The external training session will be conducted by pre-approved instructors from HUD, who will provide instruction about the Fair Housing Act. The internal training session will be conducted by Young, who will go over state law and county ordinances to ensure code enforcement officers are up to date on local zoning regulations and permissions. He said he also plans to work the instruction into employee orientations for future hirees.
"My hope is they'll be very effective, but honestly, training is only as good as the people who are receiving it," Young said. "You can train me all you want, but if I don't employ my training day to day, it isn't going to help very much. But I feel like our employees want to do the right thing. If they don't, it's not because of intent on their part; it might be because they just didn't understand or know."
The Voluntary Compliance Agreement also calls for the county to develop a reasonable accommodation policy, which would enable the county to make accommodations for individuals with disabilities that might not be permitted under the county's zoning ordinance otherwise.
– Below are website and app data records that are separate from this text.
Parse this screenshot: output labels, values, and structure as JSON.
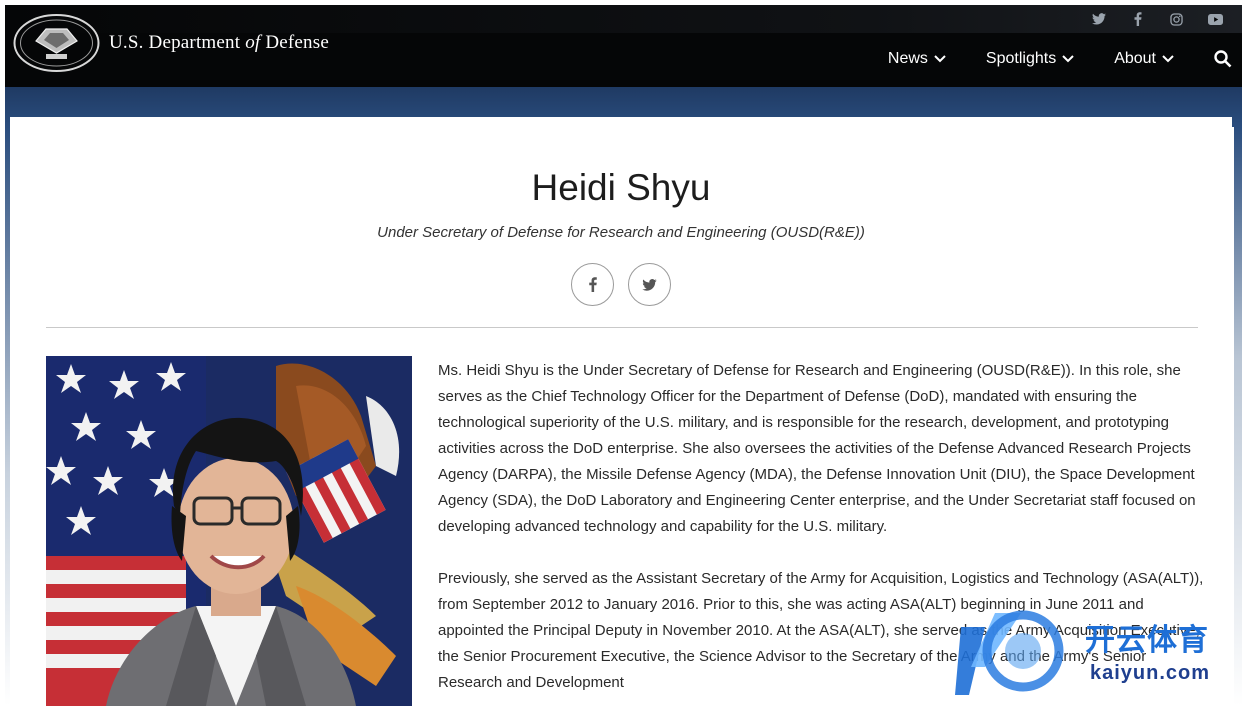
{
  "header": {
    "brand_prefix": "U.S. Department",
    "brand_of": "of",
    "brand_suffix": "Defense",
    "social": [
      "twitter-icon",
      "facebook-icon",
      "instagram-icon",
      "youtube-icon"
    ],
    "nav": [
      {
        "label": "News"
      },
      {
        "label": "Spotlights"
      },
      {
        "label": "About"
      }
    ]
  },
  "profile": {
    "name": "Heidi Shyu",
    "title": "Under Secretary of Defense for Research and Engineering (OUSD(R&E))",
    "share": [
      "facebook-icon",
      "twitter-icon"
    ]
  },
  "bio": {
    "paragraph1": "Ms. Heidi Shyu is the Under Secretary of Defense for Research and Engineering (OUSD(R&E)). In this role, she serves as the Chief Technology Officer for the Department of Defense (DoD), mandated with ensuring the technological superiority of the U.S. military, and is responsible for the research, development, and prototyping activities across the DoD enterprise. She also oversees the activities of the Defense Advanced Research Projects Agency (DARPA), the Missile Defense Agency (MDA), the Defense Innovation Unit (DIU), the Space Development Agency (SDA), the DoD Laboratory and Engineering Center enterprise, and the Under Secretariat staff focused on developing advanced technology and capability for the U.S. military.",
    "paragraph2": "Previously, she served as the Assistant Secretary of the Army for Acquisition, Logistics and Technology (ASA(ALT)), from September 2012 to January 2016. Prior to this, she was acting ASA(ALT) beginning in June 2011 and appointed the Principal Deputy in November 2010. At the ASA(ALT), she served as the Army Acquisition Executive, the Senior Procurement Executive, the Science Advisor to the Secretary of the Army and the Army's Senior Research and Development"
  },
  "watermark": {
    "text": "开云体育",
    "url": "kaiyun.com"
  },
  "colors": {
    "header_bg": "#050607",
    "band": "#2a4d7e",
    "watermark_blue": "#1e6fd6"
  }
}
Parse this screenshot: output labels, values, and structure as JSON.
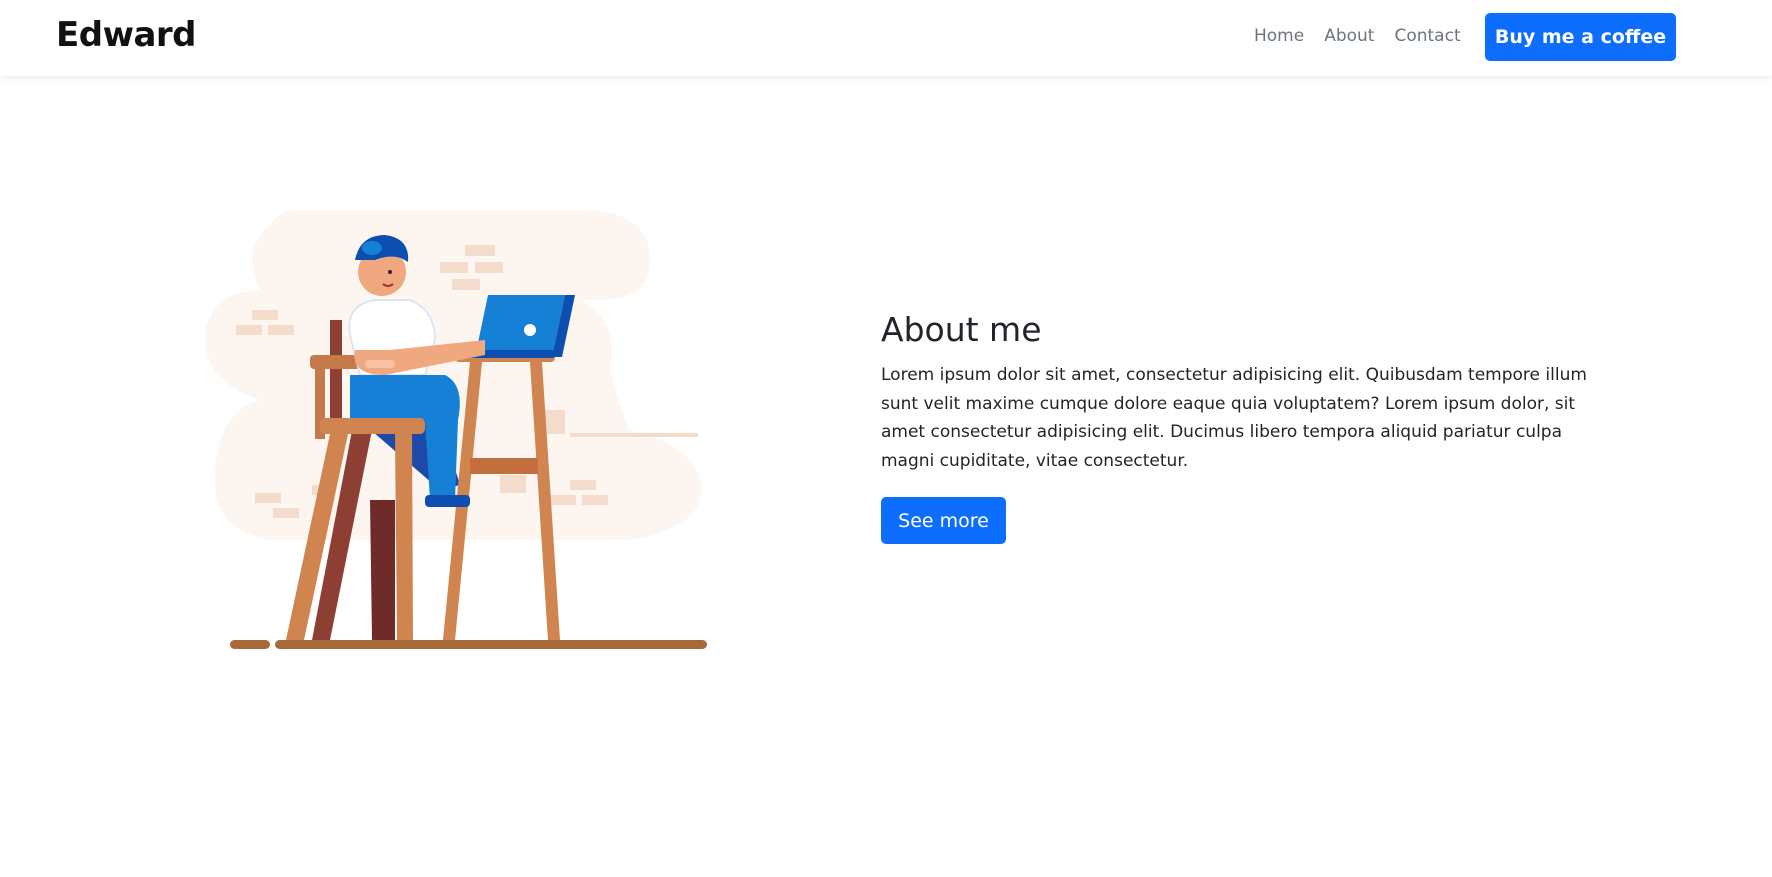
{
  "navbar": {
    "brand": "Edward",
    "links": [
      "Home",
      "About",
      "Contact"
    ],
    "cta_label": "Buy me a coffee"
  },
  "about": {
    "title": "About me",
    "body": "Lorem ipsum dolor sit amet, consectetur adipisicing elit. Quibusdam tempore illum sunt velit maxime cumque dolore eaque quia voluptatem? Lorem ipsum dolor, sit amet consectetur adipisicing elit. Ducimus libero tempora aliquid pariatur culpa magni cupiditate, vitae consectetur.",
    "button_label": "See more"
  },
  "colors": {
    "accent": "#0d6efd",
    "text": "#212529",
    "muted": "#6c757d"
  },
  "illustration": {
    "icon": "person-with-laptop-illustration"
  }
}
A template for the policy, which will be posted on the county's website, is expected to be sent to Catoosa officials before the end of the year, Young said.
As a final stipulation of the agreement, the county will designate an existing employee as its ADA coordinator. The person in this new role will be responsible for responding to and processing any fair-housing complaints made by residents in the future.
Though no one has been selected to shoulder the additional responsibilities as of yet, Young said candidates unofficially being considered include the county's human resources director, Ann Cain, and Zoning Administrator James Davis, who oversees the county's code enforcement office. The post will not come with an increase in salary or additional benefits, said Young.
The training, policy update and allocation of responsibilities are all intended to make it easier for residents to learn the county's stance on zoning regulations, Young explained. The moves are also intended to make it easier for residents to identify the correct individual to contact, or options to consider should they need to report a complaint, allowing the issue to be resolved at the county level without a federal agency needing to intervene.
"Honestly, a lot of times, these complaints come about because of more of a failure to communicate or a failure of somebody to know where to go in the county to complain," he said.
Young said this is the first time Catoosa has encountered a complaint like Starnes' during his 20-plus years representing the county.
Starnes, meanwhile, does not believe the actions being taken under the agreement will create lasting change. He said keeping matters in-house would make it easier to "sweep matters under the rug."
Starnes alluded to the fact that Davis, one of the individuals being considered for the ADA coordinator position, was one of the officials with whom he corresponded during attempts to explain his situation in 2014.
"I'm not here to say that change won't happen," Starnes said, "but if they're going to handle it internally like that, appointing someone who was part of the problem to oversee it, how could you ever think that it's going to change?"
He proposed getting outside agencies involved as a possible solution to prevent further incidents.